• Activity
Your copy should match the entries exactly, with no images carried over.

• Data supplied

------------------------------------------------------------

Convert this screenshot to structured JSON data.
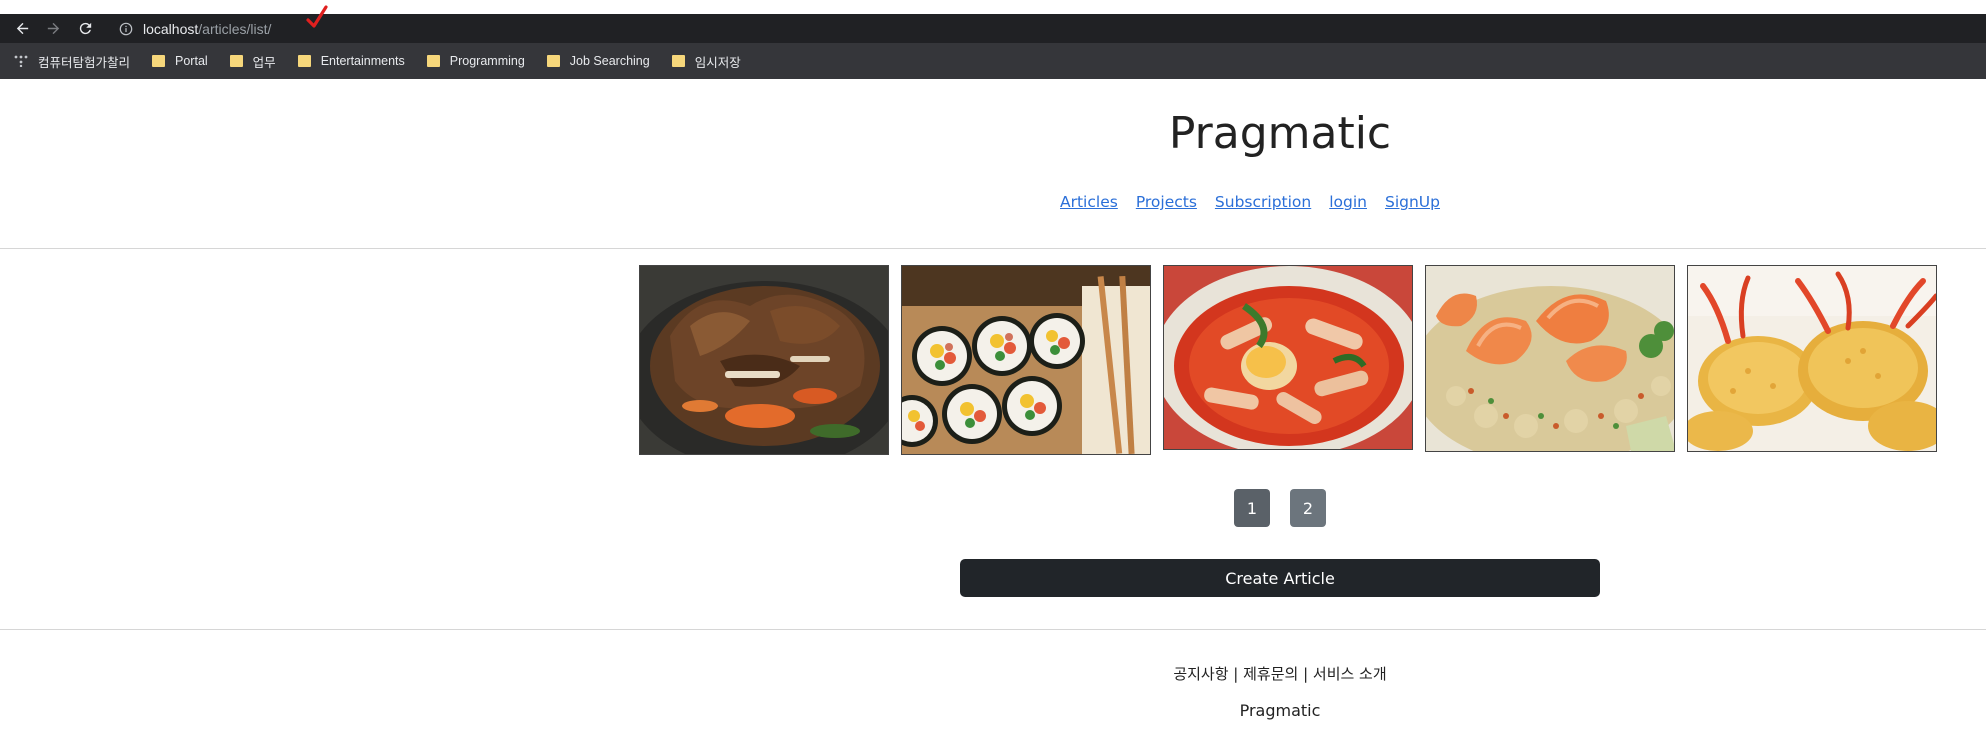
{
  "browser": {
    "url_host": "localhost",
    "url_path": "/articles/list/",
    "bookmarks": [
      {
        "label": "컴퓨터탐험가찰리",
        "icon": "apps-icon"
      },
      {
        "label": "Portal",
        "icon": "folder-icon"
      },
      {
        "label": "업무",
        "icon": "folder-icon"
      },
      {
        "label": "Entertainments",
        "icon": "folder-icon"
      },
      {
        "label": "Programming",
        "icon": "folder-icon"
      },
      {
        "label": "Job Searching",
        "icon": "folder-icon"
      },
      {
        "label": "임시저장",
        "icon": "folder-icon"
      }
    ]
  },
  "header": {
    "brand": "Pragmatic",
    "nav": [
      "Articles",
      "Projects",
      "Subscription",
      "login",
      "SignUp"
    ]
  },
  "gallery": {
    "items": [
      {
        "image": "galbi-stew-photo"
      },
      {
        "image": "gimbap-photo"
      },
      {
        "image": "tteokbokki-photo"
      },
      {
        "image": "shrimp-fried-rice-photo"
      },
      {
        "image": "fried-shrimp-photo"
      }
    ]
  },
  "pagination": {
    "pages": [
      "1",
      "2"
    ],
    "active": "1"
  },
  "actions": {
    "create_label": "Create Article"
  },
  "footer": {
    "links_text": "공지사항 | 제휴문의 | 서비스 소개",
    "brand": "Pragmatic"
  },
  "colors": {
    "link": "#2b6fd8",
    "button_dark": "#212529",
    "pager": "#6c757d",
    "chrome_dark": "#202124"
  }
}
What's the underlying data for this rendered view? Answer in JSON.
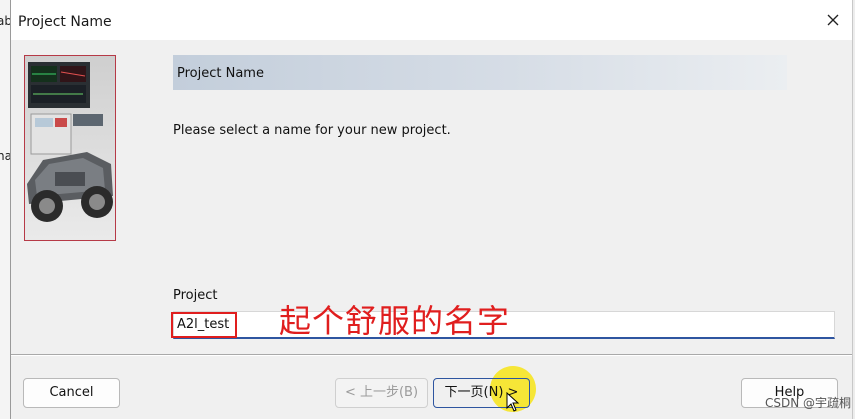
{
  "background_window": {
    "fragments": [
      "ab",
      "ha"
    ]
  },
  "dialog": {
    "title": "Project Name",
    "banner_title": "Project Name",
    "instruction": "Please select a name for your new project.",
    "project_label": "Project",
    "project_value": "A2l_test",
    "annotation": "起个舒服的名字"
  },
  "buttons": {
    "cancel": "Cancel",
    "back": "< 上一步(B)",
    "next": "下一页(N) >",
    "help": "Help"
  },
  "watermark": "CSDN @宇疏桐",
  "colors": {
    "annotation_red": "#e01e1e",
    "focus_blue": "#2e55a0",
    "cursor_highlight": "#f6e41c"
  }
}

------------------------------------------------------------

• Answer
Convert this screenshot to structured JSON data.
{
  "browser": {
    "url_host": "localhost",
    "url_path": "/articles/list/",
    "bookmarks": [
      {
        "label": "컴퓨터탐험가찰리",
        "icon": "apps-icon"
      },
      {
        "label": "Portal",
        "icon": "folder-icon"
      },
      {
        "label": "업무",
        "icon": "folder-icon"
      },
      {
        "label": "Entertainments",
        "icon": "folder-icon"
      },
      {
        "label": "Programming",
        "icon": "folder-icon"
      },
      {
        "label": "Job Searching",
        "icon": "folder-icon"
      },
      {
        "label": "임시저장",
        "icon": "folder-icon"
      }
    ]
  },
  "header": {
    "brand": "Pragmatic",
    "nav": [
      "Articles",
      "Projects",
      "Subscription",
      "login",
      "SignUp"
    ]
  },
  "gallery": {
    "items": [
      {
        "image": "galbi-stew-photo"
      },
      {
        "image": "gimbap-photo"
      },
      {
        "image": "tteokbokki-photo"
      },
      {
        "image": "shrimp-fried-rice-photo"
      },
      {
        "image": "fried-shrimp-photo"
      }
    ]
  },
  "pagination": {
    "pages": [
      "1",
      "2"
    ],
    "active": "1"
  },
  "actions": {
    "create_label": "Create Article"
  },
  "footer": {
    "links_text": "공지사항 | 제휴문의 | 서비스 소개",
    "brand": "Pragmatic"
  },
  "colors": {
    "link": "#2b6fd8",
    "button_dark": "#212529",
    "pager": "#6c757d",
    "chrome_dark": "#202124"
  }
}
What's the underlying data for this rendered view? Answer in JSON.
{
  "background_window": {
    "fragments": [
      "ab",
      "ha"
    ]
  },
  "dialog": {
    "title": "Project Name",
    "banner_title": "Project Name",
    "instruction": "Please select a name for your new project.",
    "project_label": "Project",
    "project_value": "A2l_test",
    "annotation": "起个舒服的名字"
  },
  "buttons": {
    "cancel": "Cancel",
    "back": "< 上一步(B)",
    "next": "下一页(N) >",
    "help": "Help"
  },
  "watermark": "CSDN @宇疏桐",
  "colors": {
    "annotation_red": "#e01e1e",
    "focus_blue": "#2e55a0",
    "cursor_highlight": "#f6e41c"
  }
}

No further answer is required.